Her little collection of hymns and songs (many by her), Truth in Song, for the Lovers of Truth Everywhere (1896) is quite interesting to explore. She writes in the preface to the book that it is:

"an attempt to meet the needs of a rapidly growing number of Christian people who read in Christ's teachings a design, broad enough to cover all conditions and races (...) To them, the religion of Jesus Christ is free, untrammeled by sect or creed; a religion of joy, of peace and harmony. The dearth of gospel songs bearing directly upon these vital themes has necessitated an unusually frequent appearance of the Editor's name..."

As writers and composers have always known, if you can't find the hymns and songs you want to sing, write them yourself.

This song, written and composed by Scott, from Truth in Song, is based on Jesus' familiar words from John 14:6 ("I am the Way, the Truth, and the Life").

Rejoice with me! I’ve found the Way
That Jesus made so clear,
Gone are the thorns of pain and sin,
Dispersed each doubt and fear;
I am the Way, the Truth, the Life.
Said Christ, the Word divine,
Then follow me, and perfect life
Shall be forever thine.

Rejoice with me! I’ve found the Truth,
Glad truth that sets me free,
God is my all; in God I’ve found
Health, peace and harmony.
O Christ, thou art the Way, the Truth,
Thou art the Life divine!
I’ll follow thee, and perfect life
Shall be forever mine.

Rejoice with me! I’ve found the Life
The Savior came to prove;
’Tis God in me and I in God,
Just resting in God's Love.
Oh, blest the Way, the Truth, the Life!
Blest immortality!
Sing now, my soul! Time’s but a breath;
We’re in eternity.

Clara Scott, 1896; alt.

You can see a listing of several of Scott's other songs at, though unfortunately not their texts or tunes.

Two Years Ago: Clara Scott

One Year Ago: Clara Scott

Another Birthday Today: Frank Mason North

Wednesday, December 1, 2010

They Sang a New Song

Using the tune BEECHER the other day reminded me of something I had intended to write about a few weeks ago. That tune was named for Henry Ward Beecher, pastor of the Plymouth Church in Brooklyn NY, and was composed by John Zundel, who was the organist there for many years.

I attended a service at the Plymouth Church of the Pilgrims (as it is now known) at the end of October. The church still looks similar to the nineteenth-century illustration here.

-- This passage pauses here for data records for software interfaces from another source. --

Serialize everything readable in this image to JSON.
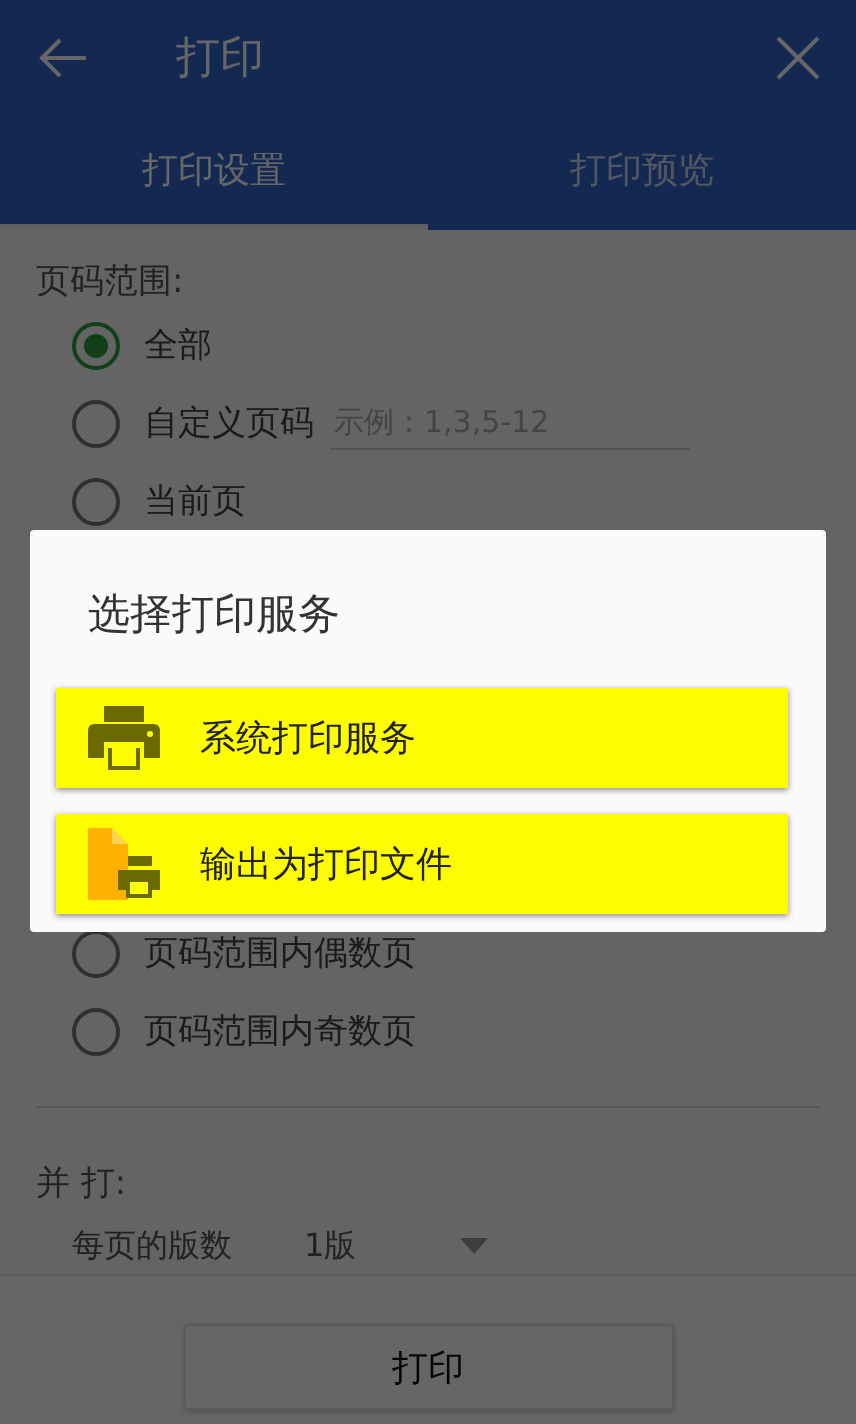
{
  "header": {
    "title": "打印"
  },
  "tabs": [
    {
      "label": "打印设置",
      "selected": true
    },
    {
      "label": "打印预览",
      "selected": false
    }
  ],
  "page_range": {
    "label": "页码范围:",
    "options": [
      {
        "label": "全部",
        "selected": true
      },
      {
        "label": "自定义页码",
        "selected": false,
        "placeholder": "示例：1,3,5-12"
      },
      {
        "label": "当前页",
        "selected": false
      },
      {
        "label": "页码范围内偶数页",
        "selected": false
      },
      {
        "label": "页码范围内奇数页",
        "selected": false
      }
    ]
  },
  "imposition": {
    "label": "并 打:",
    "setting_label": "每页的版数",
    "value": "1版"
  },
  "print_button": {
    "label": "打印"
  },
  "dialog": {
    "title": "选择打印服务",
    "items": [
      {
        "label": "系统打印服务",
        "kind": "printer"
      },
      {
        "label": "输出为打印文件",
        "kind": "file"
      }
    ]
  }
}
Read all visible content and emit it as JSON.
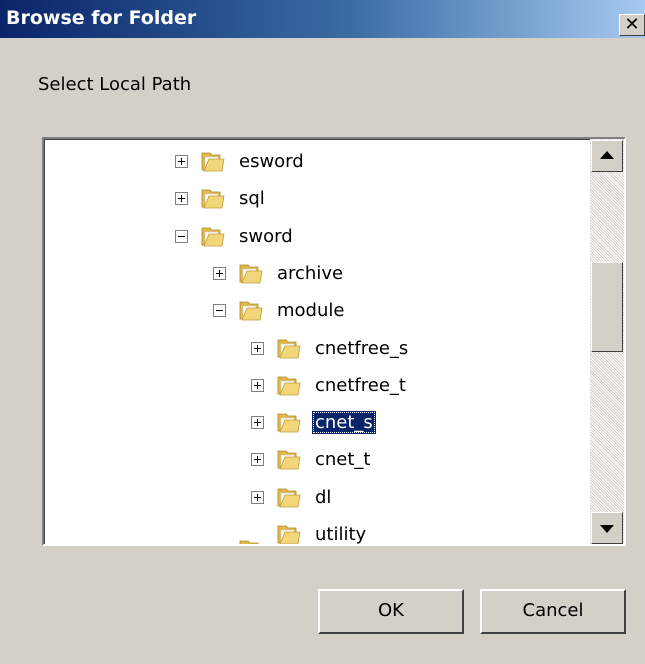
{
  "window": {
    "title": "Browse for Folder",
    "close_glyph": "✕"
  },
  "prompt": "Select Local Path",
  "tree": {
    "items": [
      {
        "label": "esword",
        "depth": 0,
        "expander": "plus",
        "selected": false
      },
      {
        "label": "sql",
        "depth": 0,
        "expander": "plus",
        "selected": false
      },
      {
        "label": "sword",
        "depth": 0,
        "expander": "minus",
        "selected": false
      },
      {
        "label": "archive",
        "depth": 1,
        "expander": "plus",
        "selected": false
      },
      {
        "label": "module",
        "depth": 1,
        "expander": "minus",
        "selected": false
      },
      {
        "label": "cnetfree_s",
        "depth": 2,
        "expander": "plus",
        "selected": false
      },
      {
        "label": "cnetfree_t",
        "depth": 2,
        "expander": "plus",
        "selected": false
      },
      {
        "label": "cnet_s",
        "depth": 2,
        "expander": "plus",
        "selected": true
      },
      {
        "label": "cnet_t",
        "depth": 2,
        "expander": "plus",
        "selected": false
      },
      {
        "label": "dl",
        "depth": 2,
        "expander": "plus",
        "selected": false
      },
      {
        "label": "utility",
        "depth": 2,
        "expander": "none",
        "selected": false
      }
    ]
  },
  "buttons": {
    "ok": "OK",
    "cancel": "Cancel"
  },
  "colors": {
    "selection": "#0a246a",
    "folder": "#e8c85a"
  }
}
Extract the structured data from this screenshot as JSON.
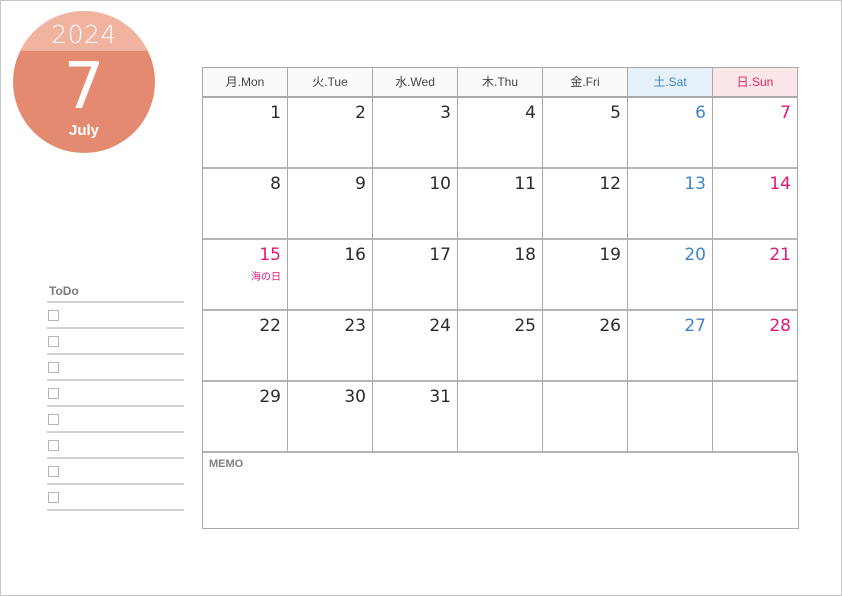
{
  "badge": {
    "year": "2024",
    "month_number": "7",
    "month_name": "July",
    "colors": {
      "top": "#efb39f",
      "body": "#e48a70"
    }
  },
  "todo": {
    "title": "ToDo",
    "item_count": 8,
    "items": [
      "",
      "",
      "",
      "",
      "",
      "",
      "",
      ""
    ]
  },
  "calendar": {
    "weekdays": [
      {
        "label": "月.Mon",
        "type": "weekday"
      },
      {
        "label": "火.Tue",
        "type": "weekday"
      },
      {
        "label": "水.Wed",
        "type": "weekday"
      },
      {
        "label": "木.Thu",
        "type": "weekday"
      },
      {
        "label": "金.Fri",
        "type": "weekday"
      },
      {
        "label": "土.Sat",
        "type": "sat"
      },
      {
        "label": "日.Sun",
        "type": "sun"
      }
    ],
    "weeks": [
      [
        "1",
        "2",
        "3",
        "4",
        "5",
        "6",
        "7"
      ],
      [
        "8",
        "9",
        "10",
        "11",
        "12",
        "13",
        "14"
      ],
      [
        "15",
        "16",
        "17",
        "18",
        "19",
        "20",
        "21"
      ],
      [
        "22",
        "23",
        "24",
        "25",
        "26",
        "27",
        "28"
      ],
      [
        "29",
        "30",
        "31",
        "",
        "",
        "",
        ""
      ]
    ],
    "holidays": [
      {
        "day": "15",
        "name": "海の日"
      }
    ],
    "colors": {
      "saturday": "#3f86c9",
      "sunday_holiday": "#e0177a",
      "normal": "#2b2b2b"
    }
  },
  "memo": {
    "label": "MEMO"
  }
}
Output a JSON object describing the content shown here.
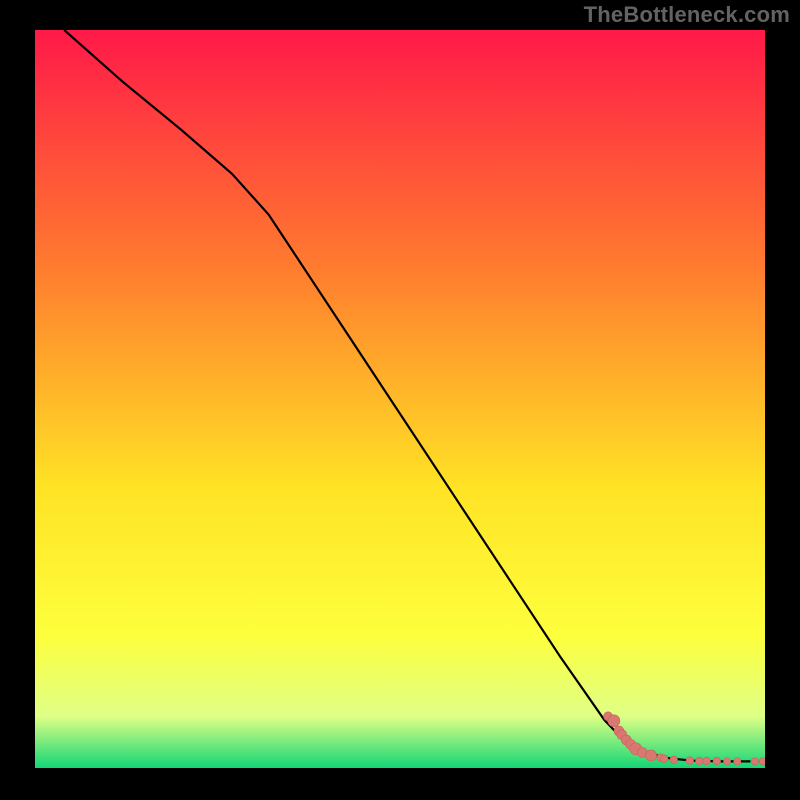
{
  "watermark": "TheBottleneck.com",
  "colors": {
    "page_bg": "#000000",
    "watermark": "#636363",
    "grad_top": "#ff1948",
    "grad_mid1": "#ff7b2f",
    "grad_mid2": "#ffe325",
    "grad_mid3": "#fdff3d",
    "grad_low": "#dfff86",
    "grad_bot": "#13d675",
    "line": "#000000",
    "marker_fill": "#d97871",
    "marker_stroke": "#c96058"
  },
  "chart_data": {
    "type": "line",
    "title": "",
    "xlabel": "",
    "ylabel": "",
    "xlim": [
      0,
      100
    ],
    "ylim": [
      0,
      100
    ],
    "series": [
      {
        "name": "curve",
        "x": [
          4,
          12,
          20,
          27,
          32,
          38,
          45,
          52,
          58,
          65,
          72,
          78,
          81,
          84,
          87,
          90,
          94,
          98
        ],
        "y": [
          100,
          93,
          86.5,
          80.5,
          75,
          66,
          55.5,
          45,
          36,
          25.5,
          15,
          6.5,
          3.4,
          2.0,
          1.3,
          1.0,
          0.9,
          0.9
        ]
      }
    ],
    "markers": [
      {
        "x": 78.5,
        "y": 7.0,
        "r": 4.5
      },
      {
        "x": 79.3,
        "y": 6.4,
        "r": 6
      },
      {
        "x": 80.0,
        "y": 5.0,
        "r": 5
      },
      {
        "x": 80.4,
        "y": 4.5,
        "r": 5
      },
      {
        "x": 81.0,
        "y": 3.8,
        "r": 5
      },
      {
        "x": 81.6,
        "y": 3.2,
        "r": 5
      },
      {
        "x": 82.3,
        "y": 2.6,
        "r": 6
      },
      {
        "x": 83.2,
        "y": 2.1,
        "r": 5
      },
      {
        "x": 84.4,
        "y": 1.7,
        "r": 5.5
      },
      {
        "x": 85.7,
        "y": 1.4,
        "r": 3.8
      },
      {
        "x": 86.2,
        "y": 1.25,
        "r": 3.8
      },
      {
        "x": 87.5,
        "y": 1.1,
        "r": 3.8
      },
      {
        "x": 89.7,
        "y": 1.0,
        "r": 3.8
      },
      {
        "x": 91.0,
        "y": 0.95,
        "r": 3.8
      },
      {
        "x": 92.0,
        "y": 0.95,
        "r": 3.8
      },
      {
        "x": 93.4,
        "y": 0.95,
        "r": 3.8
      },
      {
        "x": 94.8,
        "y": 0.9,
        "r": 3.6
      },
      {
        "x": 96.2,
        "y": 0.9,
        "r": 3.6
      },
      {
        "x": 98.6,
        "y": 0.9,
        "r": 3.6
      },
      {
        "x": 99.7,
        "y": 0.9,
        "r": 3.6
      }
    ]
  }
}
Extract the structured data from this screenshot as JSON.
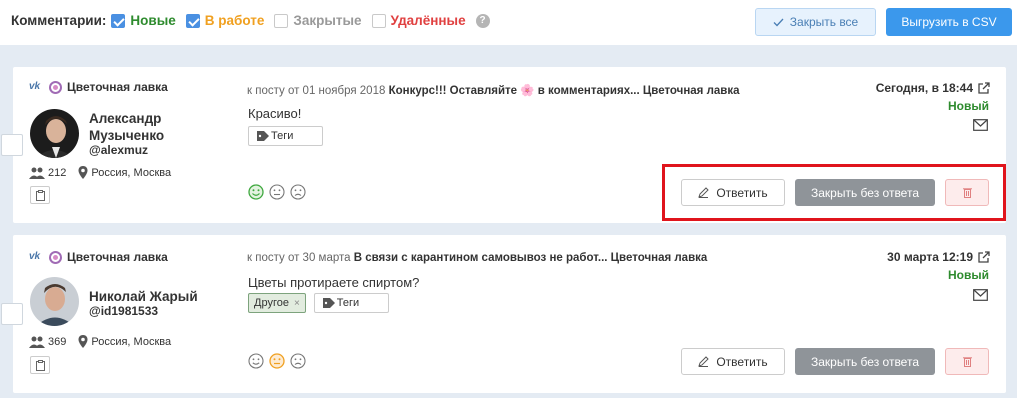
{
  "toolbar": {
    "label": "Комментарии:",
    "filters": [
      {
        "label": "Новые",
        "checked": true,
        "color": "#2e8b2e"
      },
      {
        "label": "В работе",
        "checked": true,
        "color": "#f0a020"
      },
      {
        "label": "Закрытые",
        "checked": false,
        "color": "#999999"
      },
      {
        "label": "Удалённые",
        "checked": false,
        "color": "#e04040"
      }
    ],
    "help_icon": "question-icon",
    "close_all_label": "Закрыть все",
    "export_label": "Выгрузить в CSV"
  },
  "comments": [
    {
      "source": "Цветочная лавка",
      "author": "Александр Музыченко",
      "author_line1": "Александр",
      "author_line2": "Музыченко",
      "handle": "@alexmuz",
      "followers": "212",
      "location": "Россия, Москва",
      "post_prefix": "к посту от 01 ноября 2018",
      "post_title": "Конкурс!!! Оставляйте 🌸 в комментариях... Цветочная лавка",
      "text": "Красиво!",
      "tags_label": "Теги",
      "chips": [],
      "sentiment": "positive",
      "date": "Сегодня, в 18:44",
      "status": "Новый",
      "reply_label": "Ответить",
      "close_label": "Закрыть без ответа"
    },
    {
      "source": "Цветочная лавка",
      "author": "Николай Жарый",
      "author_line1": "Николай Жарый",
      "author_line2": "",
      "handle": "@id1981533",
      "followers": "369",
      "location": "Россия, Москва",
      "post_prefix": "к посту от 30 марта",
      "post_title": "В связи с карантином самовывоз не работ... Цветочная лавка",
      "text": "Цветы протираете спиртом?",
      "tags_label": "Теги",
      "chips": [
        "Другое"
      ],
      "sentiment": "neutral",
      "date": "30 марта 12:19",
      "status": "Новый",
      "reply_label": "Ответить",
      "close_label": "Закрыть без ответа"
    }
  ]
}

The occasion of my visit was the dedication of the congregation's new hymnal, Hymns of Faith and Light. The service was constructed around the theme of congregational singing, an important part of that church's history. Beecher and Zundel produced the Plymouth Collection of Hymns and Tunes (1855) which was the first major hymnal anywhere to include the texts and the tunes of the hymns on the same page.

That book (acknowledged in the present-day service) was originally intended for use in their own church, but went on to be used in many other congregations over the next several years. Today, in a kind of reversal, they are singing from a new hymnal that was originally produced in another church for their own use (the First Congregational Church of Houston) and has also spread to many congregations.  The title of this post came from the title of the sermon preached by Senior Minister David C. Fisher recounting an overview of congregational song from its earliest days (alas, no longer available online).

One Year Ago: World AIDS Day